### Work instructions
Scan the material below for the string "this", and copy every line where it shows up.

### Supplied information
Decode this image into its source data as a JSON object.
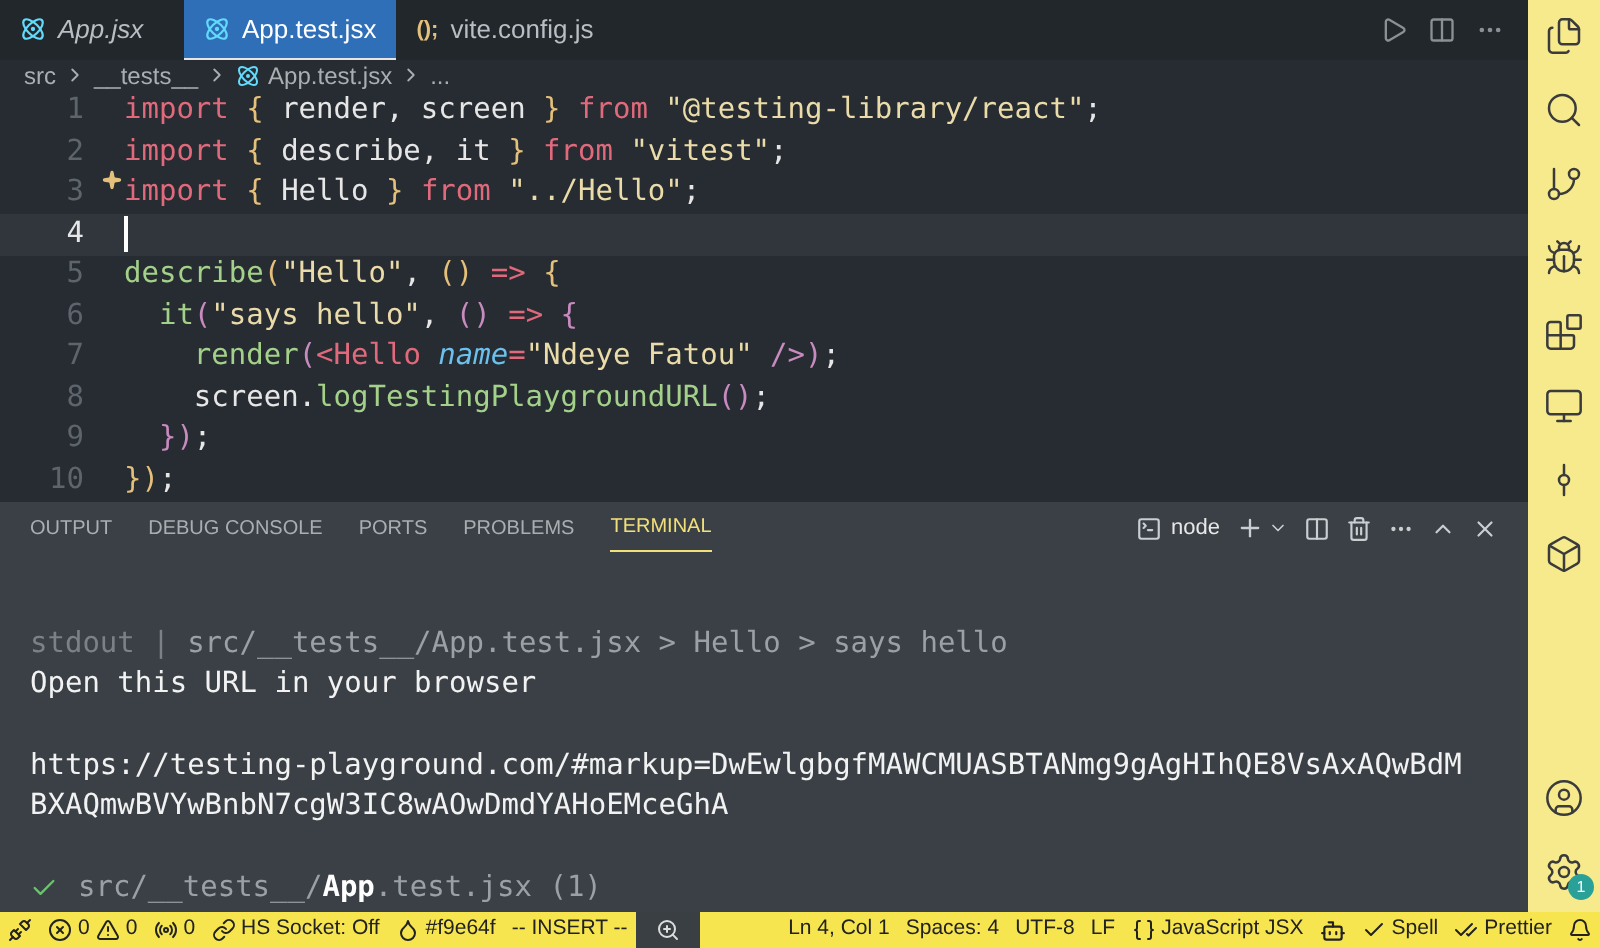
{
  "tabs": [
    {
      "label": "App.jsx",
      "selected": false,
      "italic": true
    },
    {
      "label": "App.test.jsx",
      "selected": true,
      "italic": false
    },
    {
      "label": "vite.config.js",
      "glyph": "();",
      "selected": false,
      "italic": false
    }
  ],
  "breadcrumb": [
    "src",
    "__tests__",
    "App.test.jsx",
    "..."
  ],
  "code": [
    {
      "number": "1",
      "current": false,
      "tokens": [
        {
          "kind": "kw",
          "text": "import "
        },
        {
          "kind": "brace",
          "text": "{ "
        },
        {
          "kind": "plain",
          "text": "render, screen "
        },
        {
          "kind": "brace",
          "text": "} "
        },
        {
          "kind": "kw",
          "text": "from "
        },
        {
          "kind": "str",
          "text": "\"@testing-library/react\""
        },
        {
          "kind": "plain",
          "text": ";"
        }
      ]
    },
    {
      "number": "2",
      "current": false,
      "tokens": [
        {
          "kind": "kw",
          "text": "import "
        },
        {
          "kind": "brace",
          "text": "{ "
        },
        {
          "kind": "plain",
          "text": "describe, it "
        },
        {
          "kind": "brace",
          "text": "} "
        },
        {
          "kind": "kw",
          "text": "from "
        },
        {
          "kind": "str",
          "text": "\"vitest\""
        },
        {
          "kind": "plain",
          "text": ";"
        }
      ]
    },
    {
      "number": "3",
      "current": false,
      "tokens": [
        {
          "kind": "kw",
          "text": "import "
        },
        {
          "kind": "brace",
          "text": "{ "
        },
        {
          "kind": "plain",
          "text": "Hello "
        },
        {
          "kind": "brace",
          "text": "} "
        },
        {
          "kind": "kw",
          "text": "from "
        },
        {
          "kind": "str",
          "text": "\"../Hello\""
        },
        {
          "kind": "plain",
          "text": ";"
        }
      ],
      "sparkle": true
    },
    {
      "number": "4",
      "current": true
    },
    {
      "number": "5",
      "current": false,
      "tokens": [
        {
          "kind": "fn",
          "text": "describe"
        },
        {
          "kind": "brace",
          "text": "("
        },
        {
          "kind": "str",
          "text": "\"Hello\""
        },
        {
          "kind": "plain",
          "text": ", "
        },
        {
          "kind": "brace",
          "text": "() "
        },
        {
          "kind": "kw",
          "text": "=> "
        },
        {
          "kind": "brace",
          "text": "{"
        }
      ]
    },
    {
      "number": "6",
      "current": false,
      "tokens": [
        {
          "kind": "fn",
          "text": "  it"
        },
        {
          "kind": "paren",
          "text": "("
        },
        {
          "kind": "str",
          "text": "\"says hello\""
        },
        {
          "kind": "plain",
          "text": ", "
        },
        {
          "kind": "paren",
          "text": "() "
        },
        {
          "kind": "kw",
          "text": "=> "
        },
        {
          "kind": "paren",
          "text": "{"
        }
      ]
    },
    {
      "number": "7",
      "current": false,
      "tokens": [
        {
          "kind": "fn",
          "text": "    render"
        },
        {
          "kind": "paren",
          "text": "("
        },
        {
          "kind": "kw",
          "text": "<Hello "
        },
        {
          "kind": "attr",
          "text": "name"
        },
        {
          "kind": "kw",
          "text": "="
        },
        {
          "kind": "str",
          "text": "\"Ndeye Fatou\" "
        },
        {
          "kind": "paren",
          "text": "/>)"
        },
        {
          "kind": "plain",
          "text": ";"
        }
      ]
    },
    {
      "number": "8",
      "current": false,
      "tokens": [
        {
          "kind": "plain",
          "text": "    screen."
        },
        {
          "kind": "fn",
          "text": "logTestingPlaygroundURL"
        },
        {
          "kind": "paren",
          "text": "()"
        },
        {
          "kind": "plain",
          "text": ";"
        }
      ]
    },
    {
      "number": "9",
      "current": false,
      "tokens": [
        {
          "kind": "paren",
          "text": "  })"
        },
        {
          "kind": "plain",
          "text": ";"
        }
      ]
    },
    {
      "number": "10",
      "current": false,
      "tokens": [
        {
          "kind": "brace",
          "text": "})"
        },
        {
          "kind": "plain",
          "text": ";"
        }
      ]
    }
  ],
  "panel_tabs": [
    {
      "label": "OUTPUT",
      "selected": false
    },
    {
      "label": "DEBUG CONSOLE",
      "selected": false
    },
    {
      "label": "PORTS",
      "selected": false
    },
    {
      "label": "PROBLEMS",
      "selected": false
    },
    {
      "label": "TERMINAL",
      "selected": true
    }
  ],
  "terminal_name": "node",
  "terminal": [
    {
      "kind": "stdout",
      "prefix": "stdout |",
      "text": "src/__tests__/App.test.jsx > Hello > says hello"
    },
    {
      "kind": "text",
      "text": "Open this URL in your browser"
    },
    {
      "kind": "blank"
    },
    {
      "kind": "text",
      "text": "https://testing-playground.com/#markup=DwEwlgbgfMAWCMUASBTANmg9gAgHIhQE8VsAxAQwBdM"
    },
    {
      "kind": "text",
      "text": "BXAQmwBVYwBnbN7cgW3IC8wAOwDmdYAHoEMceGhA"
    },
    {
      "kind": "pass",
      "dir": "src/__tests__/",
      "file": "App",
      "rest": ".test.jsx (1)"
    }
  ],
  "settings_badge": "1",
  "status_left": [
    {
      "kind": "remote"
    },
    {
      "kind": "problems",
      "errors": "0",
      "warnings": "0"
    },
    {
      "kind": "ports",
      "text": "0"
    },
    {
      "kind": "socket",
      "text": "HS Socket: Off"
    },
    {
      "kind": "color",
      "text": "#f9e64f"
    },
    {
      "kind": "text",
      "text": "-- INSERT --"
    },
    {
      "kind": "zoom"
    }
  ],
  "status_right": [
    {
      "kind": "text",
      "text": "Ln 4, Col 1"
    },
    {
      "kind": "text",
      "text": "Spaces: 4"
    },
    {
      "kind": "text",
      "text": "UTF-8"
    },
    {
      "kind": "text",
      "text": "LF"
    },
    {
      "kind": "lang",
      "text": "JavaScript JSX"
    },
    {
      "kind": "copilot"
    },
    {
      "kind": "check",
      "text": "Spell"
    },
    {
      "kind": "prettier",
      "text": "Prettier"
    },
    {
      "kind": "bell"
    }
  ]
}
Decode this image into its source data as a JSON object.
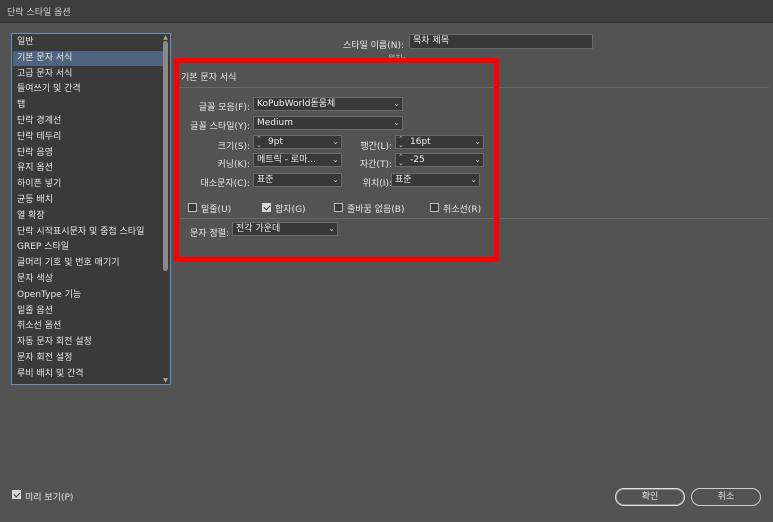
{
  "window": {
    "title": "단락 스타일 옵션"
  },
  "sidebar": {
    "items": [
      "일반",
      "기본 문자 서식",
      "고급 문자 서식",
      "들여쓰기 및 간격",
      "탭",
      "단락 경계선",
      "단락 테두리",
      "단락 음영",
      "유지 옵션",
      "하이픈 넣기",
      "균등 배치",
      "열 확장",
      "단락 시작표시문자 및 중첩 스타일",
      "GREP 스타일",
      "글머리 기호 및 번호 매기기",
      "문자 색상",
      "OpenType 기능",
      "밑줄 옵션",
      "취소선 옵션",
      "자동 문자 회전 설정",
      "문자 회전 설정",
      "루비 배치 및 간격"
    ],
    "selected_index": 1
  },
  "style_name": {
    "label": "스타일 이름(N):",
    "value": "목차 제목"
  },
  "location_label": "위치:",
  "section_title": "기본 문자 서식",
  "fields": {
    "font_family": {
      "label": "글꼴 모음(F):",
      "value": "KoPubWorld돋움체"
    },
    "font_style": {
      "label": "글꼴 스타일(Y):",
      "value": "Medium"
    },
    "size": {
      "label": "크기(S):",
      "value": "9pt"
    },
    "leading": {
      "label": "행간(L):",
      "value": "16pt"
    },
    "kerning": {
      "label": "커닝(K):",
      "value": "메트릭 - 로마..."
    },
    "tracking": {
      "label": "자간(T):",
      "value": "-25"
    },
    "case": {
      "label": "대소문자(C):",
      "value": "표준"
    },
    "position": {
      "label": "위치(I):",
      "value": "표준"
    }
  },
  "checks": {
    "underline": {
      "label": "밑줄(U)",
      "checked": false
    },
    "ligatures": {
      "label": "합자(G)",
      "checked": true
    },
    "no_break": {
      "label": "줄바꿈 없음(B)",
      "checked": false
    },
    "strikethrough": {
      "label": "취소선(R)",
      "checked": false
    }
  },
  "char_align": {
    "label": "문자 정렬:",
    "value": "전각 가운데"
  },
  "preview": {
    "label": "미리 보기(P)",
    "checked": true
  },
  "buttons": {
    "ok": "확인",
    "cancel": "취소"
  }
}
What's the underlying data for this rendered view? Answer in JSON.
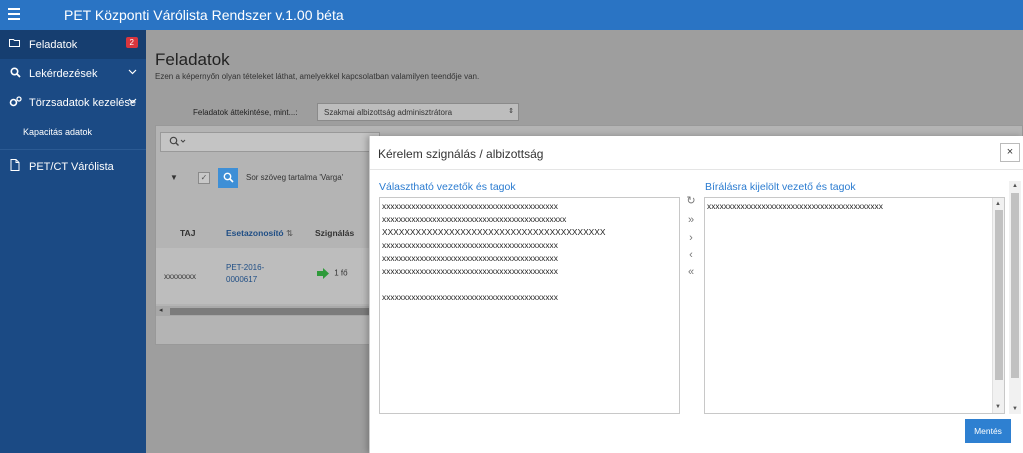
{
  "app": {
    "title": "PET Központi Várólista Rendszer v.1.00 béta"
  },
  "sidebar": {
    "items": [
      {
        "label": "Feladatok",
        "icon": "folder-open-icon",
        "badge": "2"
      },
      {
        "label": "Lekérdezések",
        "icon": "search-icon"
      },
      {
        "label": "Törzsadatok kezelése",
        "icon": "cogs-icon"
      },
      {
        "label": "Kapacitás adatok"
      },
      {
        "label": "PET/CT Várólista",
        "icon": "file-icon"
      }
    ]
  },
  "page": {
    "title": "Feladatok",
    "description": "Ezen a képernyőn olyan tételeket láthat, amelyekkel kapcsolatban valamilyen teendője van.",
    "overview_label": "Feladatok áttekintése, mint...:",
    "overview_value": "Szakmai albizottság adminisztrátora"
  },
  "grid": {
    "filter_text": "Sor szöveg tartalma 'Varga'",
    "headers": {
      "taj": "TAJ",
      "id": "Esetazonosító",
      "sign": "Szignálás"
    },
    "rows": [
      {
        "taj": "xxxxxxxx",
        "id": "PET-2016-0000617",
        "sign": "1 fő"
      }
    ]
  },
  "modal": {
    "title": "Kérelem szignálás / albizottság",
    "close": "×",
    "available_label": "Választható vezetők és tagok",
    "selected_label": "Bírálásra kijelölt vezető és tagok",
    "available_items": [
      "xxxxxxxxxxxxxxxxxxxxxxxxxxxxxxxxxxxxxxxxxx",
      "xxxxxxxxxxxxxxxxxxxxxxxxxxxxxxxxxxxxxxxxxxxx",
      "XXXXXXXXXXXXXXXXXXXXXXXXXXXXXXXXXXXXXXXX",
      "xxxxxxxxxxxxxxxxxxxxxxxxxxxxxxxxxxxxxxxxxx",
      "xxxxxxxxxxxxxxxxxxxxxxxxxxxxxxxxxxxxxxxxxx",
      "xxxxxxxxxxxxxxxxxxxxxxxxxxxxxxxxxxxxxxxxxx",
      "",
      "xxxxxxxxxxxxxxxxxxxxxxxxxxxxxxxxxxxxxxxxxx"
    ],
    "selected_items": [
      "xxxxxxxxxxxxxxxxxxxxxxxxxxxxxxxxxxxxxxxxxx"
    ],
    "buttons": {
      "refresh": "↻",
      "move_all_right": "»",
      "move_right": "›",
      "move_left": "‹",
      "move_all_left": "«"
    },
    "save_label": "Mentés"
  }
}
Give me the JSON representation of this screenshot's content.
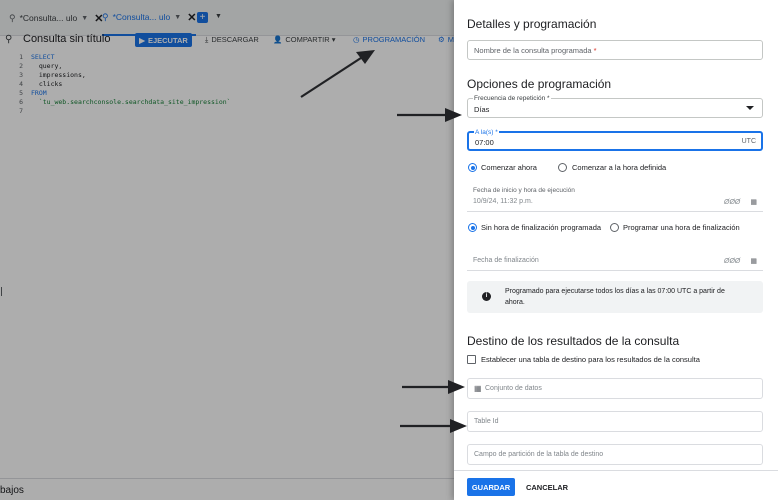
{
  "tabs": [
    {
      "label": "*Consulta... ulo",
      "icon": "search-icon",
      "active": false
    },
    {
      "label": "*Consulta... ulo",
      "icon": "search-icon",
      "active": true
    }
  ],
  "toolbar": {
    "query_title": "Consulta sin título",
    "run_label": "EJECUTAR",
    "download_label": "DESCARGAR",
    "share_label": "COMPARTIR",
    "schedule_label": "PROGRAMACIÓN",
    "more_label": "M"
  },
  "editor": {
    "line_numbers": [
      "1",
      "2",
      "3",
      "4",
      "5",
      "6",
      "7"
    ],
    "lines": [
      {
        "kw": "SELECT",
        "text": ""
      },
      {
        "kw": "",
        "text": "  query,"
      },
      {
        "kw": "",
        "text": "  impressions,"
      },
      {
        "kw": "",
        "text": "  clicks"
      },
      {
        "kw": "FROM",
        "text": ""
      },
      {
        "kw": "",
        "text": "  `tu_web.searchconsole.searchdata_site_impression`"
      },
      {
        "kw": "",
        "text": ""
      }
    ]
  },
  "bottom_label": "bajos",
  "panel": {
    "title": "Detalles y programación",
    "name_placeholder": "Nombre de la consulta programada",
    "required_mark": "*",
    "schedule_section_title": "Opciones de programación",
    "frequency_label": "Frecuencia de repetición",
    "frequency_value": "Días",
    "time_label": "A la(s)",
    "time_value": "07:00",
    "time_zone": "UTC",
    "start_now_label": "Comenzar ahora",
    "start_at_label": "Comenzar a la hora definida",
    "start_datetime_label": "Fecha de inicio y hora de ejecución",
    "start_datetime_value": "10/9/24, 11:32 p.m.",
    "time_icon_glyph": "ØØØ",
    "no_end_label": "Sin hora de finalización programada",
    "schedule_end_label": "Programar una hora de finalización",
    "end_date_placeholder": "Fecha de finalización",
    "info_text": "Programado para ejecutarse todos los días a las 07:00 UTC a partir de ahora.",
    "dest_section_title": "Destino de los resultados de la consulta",
    "dest_checkbox_label": "Establecer una tabla de destino para los resultados de la consulta",
    "dataset_placeholder": "Conjunto de datos",
    "table_id_placeholder": "Table Id",
    "partition_placeholder": "Campo de partición de la tabla de destino",
    "save_label": "GUARDAR",
    "cancel_label": "CANCELAR"
  },
  "colors": {
    "accent": "#1a73e8",
    "required": "#d93025",
    "info_bg": "#f1f3f4"
  }
}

### Result of the exercise
Decode this image into its source data as a JSON object.
      "text": "Open this URL in your browser"
Decode this image into its source data as a JSON object.
What's the underlying data for this rendered view? Answer in JSON.
Give me the JSON representation of this screenshot's content.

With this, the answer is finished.